WHAT YOU WILL DO: Every record must appear in the answer exactly as it stands.

INPUT RECORDS:

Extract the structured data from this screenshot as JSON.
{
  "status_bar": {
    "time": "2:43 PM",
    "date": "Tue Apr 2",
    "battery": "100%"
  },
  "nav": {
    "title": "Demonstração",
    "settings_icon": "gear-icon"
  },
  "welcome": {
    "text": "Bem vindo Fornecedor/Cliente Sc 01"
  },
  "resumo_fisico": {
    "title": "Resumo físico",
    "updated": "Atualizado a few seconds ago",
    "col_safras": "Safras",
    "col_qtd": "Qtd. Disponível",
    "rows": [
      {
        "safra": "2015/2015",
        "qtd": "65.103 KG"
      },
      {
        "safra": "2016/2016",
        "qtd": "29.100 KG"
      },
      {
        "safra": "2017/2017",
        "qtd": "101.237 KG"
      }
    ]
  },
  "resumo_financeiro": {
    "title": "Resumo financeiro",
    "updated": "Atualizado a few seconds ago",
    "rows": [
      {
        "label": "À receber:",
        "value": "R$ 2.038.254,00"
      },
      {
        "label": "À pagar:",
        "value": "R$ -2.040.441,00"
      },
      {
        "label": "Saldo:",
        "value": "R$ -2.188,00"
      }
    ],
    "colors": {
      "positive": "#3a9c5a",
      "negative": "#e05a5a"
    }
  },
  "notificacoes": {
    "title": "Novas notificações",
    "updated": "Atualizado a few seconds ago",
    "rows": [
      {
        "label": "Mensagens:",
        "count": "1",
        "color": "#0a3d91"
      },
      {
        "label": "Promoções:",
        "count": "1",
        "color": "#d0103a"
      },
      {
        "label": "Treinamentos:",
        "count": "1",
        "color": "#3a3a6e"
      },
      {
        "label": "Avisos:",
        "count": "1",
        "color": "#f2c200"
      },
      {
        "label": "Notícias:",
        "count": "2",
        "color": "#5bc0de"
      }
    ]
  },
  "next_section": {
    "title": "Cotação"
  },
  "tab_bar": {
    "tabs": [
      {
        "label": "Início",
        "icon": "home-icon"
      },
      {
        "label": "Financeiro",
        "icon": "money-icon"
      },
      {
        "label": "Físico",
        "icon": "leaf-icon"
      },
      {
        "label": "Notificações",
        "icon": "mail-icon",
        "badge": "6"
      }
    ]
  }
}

EXERCISE ANSWER:
Extract the structured data from this screenshot as JSON.
{
  "status_bar": {
    "time": "2:43 PM",
    "date": "Tue Apr 2",
    "battery": "100%"
  },
  "nav": {
    "title": "Demonstração",
    "settings_icon": "gear-icon"
  },
  "welcome": {
    "text": "Bem vindo Fornecedor/Cliente Sc 01"
  },
  "resumo_fisico": {
    "title": "Resumo físico",
    "updated": "Atualizado a few seconds ago",
    "col_safras": "Safras",
    "col_qtd": "Qtd. Disponível",
    "rows": [
      {
        "safra": "2015/2015",
        "qtd": "65.103 KG"
      },
      {
        "safra": "2016/2016",
        "qtd": "29.100 KG"
      },
      {
        "safra": "2017/2017",
        "qtd": "101.237 KG"
      }
    ]
  },
  "resumo_financeiro": {
    "title": "Resumo financeiro",
    "updated": "Atualizado a few seconds ago",
    "rows": [
      {
        "label": "À receber:",
        "value": "R$ 2.038.254,00"
      },
      {
        "label": "À pagar:",
        "value": "R$ -2.040.441,00"
      },
      {
        "label": "Saldo:",
        "value": "R$ -2.188,00"
      }
    ],
    "colors": {
      "positive": "#3a9c5a",
      "negative": "#e05a5a"
    }
  },
  "notificacoes": {
    "title": "Novas notificações",
    "updated": "Atualizado a few seconds ago",
    "rows": [
      {
        "label": "Mensagens:",
        "count": "1",
        "color": "#0a3d91"
      },
      {
        "label": "Promoções:",
        "count": "1",
        "color": "#d0103a"
      },
      {
        "label": "Treinamentos:",
        "count": "1",
        "color": "#3a3a6e"
      },
      {
        "label": "Avisos:",
        "count": "1",
        "color": "#f2c200"
      },
      {
        "label": "Notícias:",
        "count": "2",
        "color": "#5bc0de"
      }
    ]
  },
  "next_section": {
    "title": "Cotação"
  },
  "tab_bar": {
    "tabs": [
      {
        "label": "Início",
        "icon": "home-icon"
      },
      {
        "label": "Financeiro",
        "icon": "money-icon"
      },
      {
        "label": "Físico",
        "icon": "leaf-icon"
      },
      {
        "label": "Notificações",
        "icon": "mail-icon",
        "badge": "6"
      }
    ]
  }
}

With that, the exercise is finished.